When you have obligations on an active and time-consuming new homestead, the last thing you want to do is come indoors after a long day outside and deal with clutter. The best way to deal with this is to edit your belongings now, before you make the move.
It is hard, we know. There are many things we don’t wish to part with because we have sentimental attachments, or because it cost a lot of money, or because we might need it later… There are always reasons to keep it, you must find reasons for letting it go.
Sometimes this involves some subconscious trickery on your part. We do various things to prove to ourselves that we don’t need certain things anymore. Continue reading →
We all have this dream that if we could just move to the country and raise our own food, we would be self-reliant and have fewer bills. However, the fact is that if you can’t live within your means now you won’t be able to do so when you are homesteading.
We have several tips that can help you live within your means now so that you can be prepared.
People who get into homesteading all have a few traits in common, one of those seems to be that they are driven individuals. Regardless of their personality types, they have big plans and they aim to achieve them.
Sometimes, we get so caught up in our big plans and what we hope to achieve that we lose sight of our own limitations.

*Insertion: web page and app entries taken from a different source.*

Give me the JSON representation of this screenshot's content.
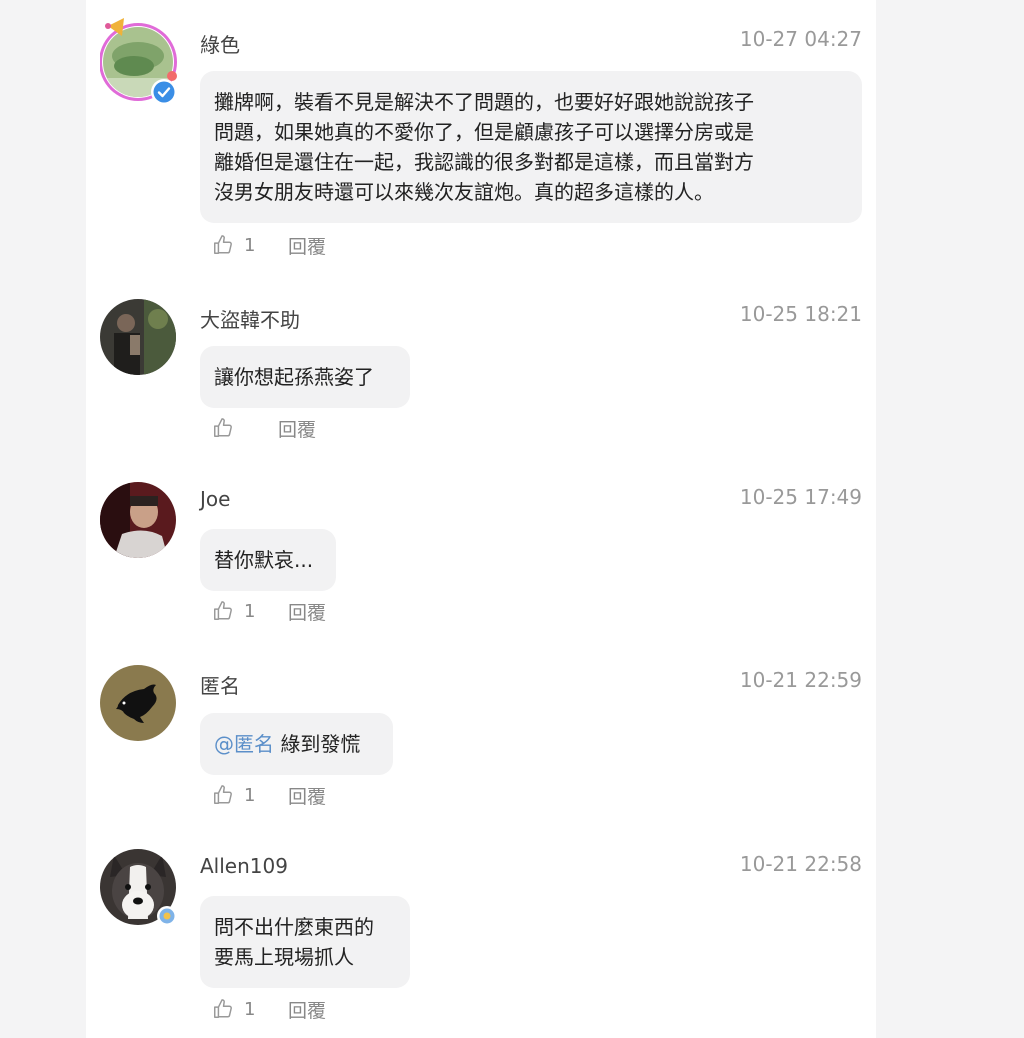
{
  "comments": [
    {
      "author": "綠色",
      "time": "10-27 04:27",
      "lines": [
        "攤牌啊，裝看不見是解決不了問題的，也要好好跟她說說孩子",
        "問題，如果她真的不愛你了，但是顧慮孩子可以選擇分房或是",
        "離婚但是還住在一起，我認識的很多對都是這樣，而且當對方",
        "沒男女朋友時還可以來幾次友誼炮。真的超多這樣的人。"
      ],
      "likes": "1",
      "reply_label": "回覆",
      "verified": true
    },
    {
      "author": "大盜韓不助",
      "time": "10-25 18:21",
      "lines": [
        "讓你想起孫燕姿了"
      ],
      "likes": "",
      "reply_label": "回覆"
    },
    {
      "author": "Joe",
      "time": "10-25 17:49",
      "lines": [
        "替你默哀..."
      ],
      "likes": "1",
      "reply_label": "回覆"
    },
    {
      "author": "匿名",
      "time": "10-21 22:59",
      "mention": "@匿名",
      "lines": [
        "綠到發慌"
      ],
      "likes": "1",
      "reply_label": "回覆"
    },
    {
      "author": "Allen109",
      "time": "10-21 22:58",
      "lines": [
        "問不出什麼東西的",
        "要馬上現場抓人"
      ],
      "likes": "1",
      "reply_label": "回覆"
    }
  ],
  "icons": {
    "like": "thumbs-up-icon",
    "verified": "verified-check-icon"
  },
  "colors": {
    "mention": "#5b8fc9",
    "bubble": "#f2f2f3",
    "verified": "#3a8ee6"
  }
}
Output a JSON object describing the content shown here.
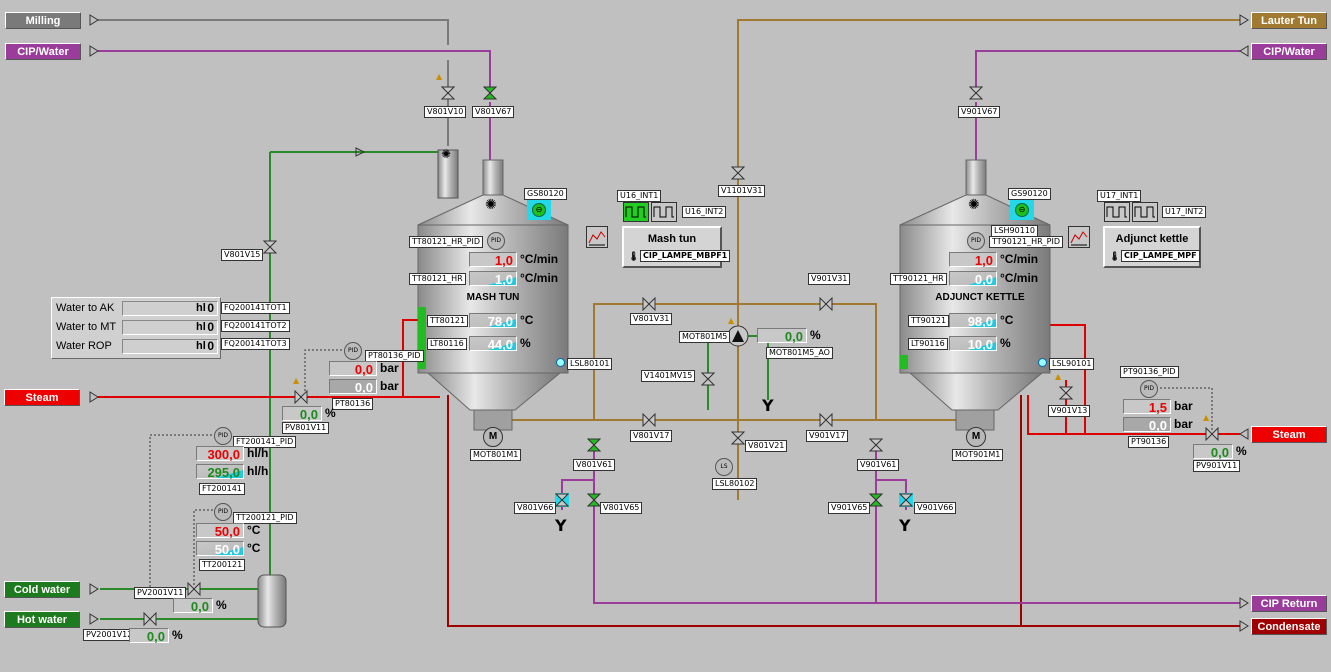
{
  "endpoints": {
    "milling": "Milling",
    "cip_water_left": "CIP/Water",
    "steam_left": "Steam",
    "cold_water": "Cold water",
    "hot_water": "Hot water",
    "lauter_tun": "Lauter Tun",
    "cip_water_right": "CIP/Water",
    "steam_right": "Steam",
    "cip_return": "CIP Return",
    "condensate": "Condensate"
  },
  "colors": {
    "cip": "#9a3d9a",
    "milling": "#7a7a7a",
    "lauter": "#a07a30",
    "steam": "#ee0000",
    "condensate": "#a00000",
    "water": "#1e7a1e",
    "pipe_purple": "#9a3d9a",
    "pipe_brown": "#a07a30",
    "pipe_green": "#2a8a2a",
    "pipe_red": "#dd0000"
  },
  "tags": {
    "v801v10": "V801V10",
    "v801v67": "V801V67",
    "v801v15": "V801V15",
    "gs80120": "GS80120",
    "tt80121_hr_pid": "TT80121_HR_PID",
    "tt80121_hr": "TT80121_HR",
    "tt80121": "TT80121",
    "lt80116": "LT80116",
    "lsl80101": "LSL80101",
    "pt80136_pid": "PT80136_PID",
    "pt80136": "PT80136",
    "pv801v11": "PV801V11",
    "mot801m1": "MOT801M1",
    "fq1": "FQ200141TOT1",
    "fq2": "FQ200141TOT2",
    "fq3": "FQ200141TOT3",
    "ft200141_pid": "FT200141_PID",
    "ft200141": "FT200141",
    "tt200121_pid": "TT200121_PID",
    "tt200121": "TT200121",
    "pv2001v11": "PV2001V11",
    "pv2001v12": "PV2001V12",
    "u16_int1": "U16_INT1",
    "u16_int2": "U16_INT2",
    "cip_lampe_mbpf1": "CIP_LAMPE_MBPF1",
    "v1101v31": "V1101V31",
    "v801v31": "V801V31",
    "v901v31": "V901V31",
    "mot801m5": "MOT801M5",
    "mot801m5_ao": "MOT801M5_AO",
    "v1401mv15": "V1401MV15",
    "v801v17": "V801V17",
    "v901v17": "V901V17",
    "v801v21": "V801V21",
    "lsl80102": "LSL80102",
    "v801v61": "V801V61",
    "v801v66": "V801V66",
    "v801v65": "V801V65",
    "v901v61": "V901V61",
    "v901v65": "V901V65",
    "v901v66": "V901V66",
    "v901v67": "V901V67",
    "gs90120": "GS90120",
    "u17_int1": "U17_INT1",
    "u17_int2": "U17_INT2",
    "lsh90110": "LSH90110",
    "tt90121_hr_pid": "TT90121_HR_PID",
    "tt90121_hr": "TT90121_HR",
    "tt90121": "TT90121",
    "lt90116": "LT90116",
    "lsl90101": "LSL90101",
    "v901v13": "V901V13",
    "pt90136_pid": "PT90136_PID",
    "pt90136": "PT90136",
    "pv901v11": "PV901V11",
    "mot901m1": "MOT901M1",
    "cip_lampe_mpf": "CIP_LAMPE_MPF"
  },
  "pid_label": "PID",
  "motor_label": "M",
  "ls_label": "LS",
  "mash_tun": {
    "title": "MASH TUN",
    "button": "Mash tun",
    "rate_sp": "1,0",
    "rate_pv": "1,0",
    "rate_unit": "°C/min",
    "temp": "78,0",
    "temp_unit": "°C",
    "level": "44,0",
    "level_unit": "%",
    "level_fraction": 0.44
  },
  "adjunct_kettle": {
    "title": "ADJUNCT KETTLE",
    "button": "Adjunct kettle",
    "rate_sp": "1,0",
    "rate_pv": "0,0",
    "rate_unit": "°C/min",
    "temp": "98,0",
    "temp_unit": "°C",
    "level": "10,0",
    "level_unit": "%",
    "level_fraction": 0.1
  },
  "water_totals": {
    "rows": [
      {
        "label": "Water to AK",
        "value": "0",
        "unit": "hl"
      },
      {
        "label": "Water to MT",
        "value": "0",
        "unit": "hl"
      },
      {
        "label": "Water ROP",
        "value": "0",
        "unit": "hl"
      }
    ]
  },
  "steam_mt": {
    "sp": "0,0",
    "pv": "0,0",
    "unit": "bar",
    "valve": "0,0",
    "valve_unit": "%"
  },
  "flow": {
    "sp": "300,0",
    "pv": "295,0",
    "unit": "hl/h"
  },
  "water_temp": {
    "sp": "50,0",
    "pv": "50,0",
    "unit": "°C"
  },
  "pv2001v11_value": "0,0",
  "pv2001v12_value": "0,0",
  "pct_unit": "%",
  "pump": {
    "value": "0,0",
    "unit": "%"
  },
  "steam_ak": {
    "sp": "1,5",
    "pv": "0,0",
    "unit": "bar",
    "valve": "0,0",
    "valve_unit": "%"
  }
}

Canning isn’t complicated it’s just time-consuming. That’s why so many people choose now to freeze foods. However, that method takes up valuable freezer space that is better used for fresh meat.
Many fruits and vegetables lend themselves well to canning and everyone who cans has their favorites. In our family, we can tomatoes, stone fruits, apples, and pickles. The rest of the year we just eat what’s in season.
It’s important to note that there are two primary methods for canning: the water bath method, and the pressure canning method.
These days, modern kitchens are crammed with high-tech gadgets and convenient appliances. In a modern kitchen, cast iron cookware might feel out of place. However, in the homestead, it is almost a necessity.
Not only is it inexpensive, which makes it easy on the budget, but it is multi-purpose, and can last several lifetimes.
Some folks might be intimidated by cooking or cleaning cast iron but it is actually not as difficult as one might think. In fact, a well-seasoned skillet is easier to clean than most modern cookware.
If you are considering cast iron I have five tips for making your choice to cook with cast iron even easier: Continue reading →
The number one reason why people begin homesteading is so that they can become more self-sufficient and rely on the food industry less. Milk and dairy are one of the biggest of these products, particularly for those who have children.
Western society, especially in the US has taught us for too long to rely on the almighty dollar. In recent years many of us have learned it isn’t as almighty as we, as a country, had once believed it to be.
Communities of swappers, barterers, and work-traders have cropped up all over the US. Sites like Craigslist, Freecycle, Timebanks, “really, really, free markets” and the like have also become incredibly popular.
Knowing how to purchase and raise/care for chickens or other poultry animals is an important homesteading skill. If you’ve never cared for more than a fish or housecat, being a homesteader is going to be a very big jump for you. You may think to yourself that you will start small but, like potato chips, you’ll soon find you can’t just stop at one or two. Well, maybe YOU can but we haven’t met any homesteaders yet who have been able to.
Poultry care can begin as early as brooding an egg or as late as adopting a retiring animal from an ailing “crazy chicken lady” or an adoption agency. Either way, there are basics you need to know.